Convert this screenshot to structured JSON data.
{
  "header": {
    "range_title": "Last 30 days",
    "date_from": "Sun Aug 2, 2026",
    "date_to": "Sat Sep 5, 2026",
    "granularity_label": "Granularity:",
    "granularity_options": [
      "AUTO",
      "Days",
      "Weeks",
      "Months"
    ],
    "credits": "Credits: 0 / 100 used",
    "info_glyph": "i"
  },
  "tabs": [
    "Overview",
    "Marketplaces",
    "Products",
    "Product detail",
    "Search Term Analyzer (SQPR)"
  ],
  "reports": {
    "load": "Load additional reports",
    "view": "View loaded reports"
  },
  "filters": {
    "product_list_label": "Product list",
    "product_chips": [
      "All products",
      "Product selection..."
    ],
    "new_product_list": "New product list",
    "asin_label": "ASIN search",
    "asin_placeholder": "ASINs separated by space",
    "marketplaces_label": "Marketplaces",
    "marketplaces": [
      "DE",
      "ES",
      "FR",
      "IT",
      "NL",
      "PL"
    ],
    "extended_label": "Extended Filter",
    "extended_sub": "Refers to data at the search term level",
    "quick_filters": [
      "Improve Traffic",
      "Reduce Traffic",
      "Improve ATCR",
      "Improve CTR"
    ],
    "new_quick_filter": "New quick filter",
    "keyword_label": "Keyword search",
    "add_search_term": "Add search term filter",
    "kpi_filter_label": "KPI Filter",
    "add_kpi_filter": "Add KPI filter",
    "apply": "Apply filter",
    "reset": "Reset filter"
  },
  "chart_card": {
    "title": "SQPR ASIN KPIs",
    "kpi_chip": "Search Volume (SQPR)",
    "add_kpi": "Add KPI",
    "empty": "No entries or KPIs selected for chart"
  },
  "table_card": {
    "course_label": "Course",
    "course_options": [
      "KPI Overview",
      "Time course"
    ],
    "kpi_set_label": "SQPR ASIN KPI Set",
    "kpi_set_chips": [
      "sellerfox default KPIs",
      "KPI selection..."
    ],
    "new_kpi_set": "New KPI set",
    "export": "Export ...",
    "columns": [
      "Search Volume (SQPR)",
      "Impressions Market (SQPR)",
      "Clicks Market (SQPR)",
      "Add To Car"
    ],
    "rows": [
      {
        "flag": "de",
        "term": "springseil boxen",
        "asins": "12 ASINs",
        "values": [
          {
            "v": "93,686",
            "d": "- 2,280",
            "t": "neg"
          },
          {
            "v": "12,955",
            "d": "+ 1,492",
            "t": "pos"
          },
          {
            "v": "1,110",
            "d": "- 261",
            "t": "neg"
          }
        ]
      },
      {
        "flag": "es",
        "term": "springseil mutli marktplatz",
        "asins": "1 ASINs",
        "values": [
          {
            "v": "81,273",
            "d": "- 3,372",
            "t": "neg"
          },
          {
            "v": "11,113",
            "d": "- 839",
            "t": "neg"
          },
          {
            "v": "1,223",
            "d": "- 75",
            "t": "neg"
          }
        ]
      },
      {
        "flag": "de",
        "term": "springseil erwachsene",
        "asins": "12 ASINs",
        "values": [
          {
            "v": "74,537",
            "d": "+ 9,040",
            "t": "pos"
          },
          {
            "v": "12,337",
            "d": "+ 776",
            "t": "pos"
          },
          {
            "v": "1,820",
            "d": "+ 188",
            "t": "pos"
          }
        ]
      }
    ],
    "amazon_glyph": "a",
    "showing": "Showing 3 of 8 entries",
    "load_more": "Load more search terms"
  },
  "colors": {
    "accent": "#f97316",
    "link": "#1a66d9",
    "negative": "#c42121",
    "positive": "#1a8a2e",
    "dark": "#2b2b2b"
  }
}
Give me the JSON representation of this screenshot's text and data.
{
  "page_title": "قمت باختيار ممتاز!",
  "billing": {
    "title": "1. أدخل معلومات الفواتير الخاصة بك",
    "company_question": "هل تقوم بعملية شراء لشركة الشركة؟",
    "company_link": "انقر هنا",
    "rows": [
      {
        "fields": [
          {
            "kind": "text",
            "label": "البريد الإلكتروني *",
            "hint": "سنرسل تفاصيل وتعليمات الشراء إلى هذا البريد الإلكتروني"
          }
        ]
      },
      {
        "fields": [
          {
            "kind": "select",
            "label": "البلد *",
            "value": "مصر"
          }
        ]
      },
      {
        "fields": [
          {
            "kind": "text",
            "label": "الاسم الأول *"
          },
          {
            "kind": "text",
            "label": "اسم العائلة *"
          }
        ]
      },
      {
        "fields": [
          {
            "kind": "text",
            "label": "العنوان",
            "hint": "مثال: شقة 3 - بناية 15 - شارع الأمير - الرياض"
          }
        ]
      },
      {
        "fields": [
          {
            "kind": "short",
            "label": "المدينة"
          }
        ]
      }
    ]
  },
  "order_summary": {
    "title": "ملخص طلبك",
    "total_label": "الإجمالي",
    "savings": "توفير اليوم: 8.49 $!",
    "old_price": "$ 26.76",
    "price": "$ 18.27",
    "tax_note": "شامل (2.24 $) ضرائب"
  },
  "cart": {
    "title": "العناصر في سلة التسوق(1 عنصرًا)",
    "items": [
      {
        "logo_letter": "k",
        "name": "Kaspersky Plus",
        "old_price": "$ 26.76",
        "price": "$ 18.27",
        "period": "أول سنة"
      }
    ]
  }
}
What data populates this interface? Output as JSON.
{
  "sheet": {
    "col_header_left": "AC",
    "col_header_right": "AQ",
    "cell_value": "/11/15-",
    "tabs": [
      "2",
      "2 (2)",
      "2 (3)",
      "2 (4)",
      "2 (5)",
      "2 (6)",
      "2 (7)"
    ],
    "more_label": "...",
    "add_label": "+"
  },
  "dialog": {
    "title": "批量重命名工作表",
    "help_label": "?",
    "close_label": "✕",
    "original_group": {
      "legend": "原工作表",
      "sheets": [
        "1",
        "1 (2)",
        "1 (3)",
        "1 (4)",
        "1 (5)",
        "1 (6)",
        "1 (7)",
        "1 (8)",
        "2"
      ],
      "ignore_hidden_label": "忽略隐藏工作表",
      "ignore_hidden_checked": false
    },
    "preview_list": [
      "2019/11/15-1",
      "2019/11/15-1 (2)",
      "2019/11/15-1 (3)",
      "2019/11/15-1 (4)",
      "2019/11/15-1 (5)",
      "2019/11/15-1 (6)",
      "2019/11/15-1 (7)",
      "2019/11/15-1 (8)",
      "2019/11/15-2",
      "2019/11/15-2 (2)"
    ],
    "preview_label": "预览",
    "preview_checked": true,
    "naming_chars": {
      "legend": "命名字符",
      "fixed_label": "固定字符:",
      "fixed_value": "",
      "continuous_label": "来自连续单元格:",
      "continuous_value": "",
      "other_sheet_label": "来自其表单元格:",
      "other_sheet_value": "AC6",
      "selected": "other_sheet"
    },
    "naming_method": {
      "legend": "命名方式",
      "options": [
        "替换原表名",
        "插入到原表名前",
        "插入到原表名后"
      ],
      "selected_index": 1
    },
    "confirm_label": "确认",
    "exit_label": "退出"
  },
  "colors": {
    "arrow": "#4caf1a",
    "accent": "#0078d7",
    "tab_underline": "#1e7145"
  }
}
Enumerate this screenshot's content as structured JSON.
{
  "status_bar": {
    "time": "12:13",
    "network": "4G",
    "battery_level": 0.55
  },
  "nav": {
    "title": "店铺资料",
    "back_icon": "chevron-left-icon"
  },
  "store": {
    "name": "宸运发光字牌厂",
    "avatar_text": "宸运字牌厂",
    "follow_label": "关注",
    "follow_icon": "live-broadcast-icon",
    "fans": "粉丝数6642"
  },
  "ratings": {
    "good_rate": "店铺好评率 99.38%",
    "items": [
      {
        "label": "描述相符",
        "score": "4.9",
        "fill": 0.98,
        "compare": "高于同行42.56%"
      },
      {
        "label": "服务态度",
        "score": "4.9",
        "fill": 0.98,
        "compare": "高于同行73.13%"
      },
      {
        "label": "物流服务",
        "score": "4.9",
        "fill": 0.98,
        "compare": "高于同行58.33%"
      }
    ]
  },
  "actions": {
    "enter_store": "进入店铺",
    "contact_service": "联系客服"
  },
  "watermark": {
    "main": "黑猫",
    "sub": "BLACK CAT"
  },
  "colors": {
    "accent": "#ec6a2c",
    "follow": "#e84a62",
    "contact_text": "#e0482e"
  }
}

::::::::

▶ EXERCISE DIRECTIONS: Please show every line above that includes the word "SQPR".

▶ REPLY TO THE EXERCISE:
    "Search Term Analyzer (SQPR)"
    "title": "SQPR ASIN KPIs",
    "kpi_chip": "Search Volume (SQPR)",
    "kpi_set_label": "SQPR ASIN KPI Set",
      "Search Volume (SQPR)",
      "Impressions Market (SQPR)",
      "Clicks Market (SQPR)",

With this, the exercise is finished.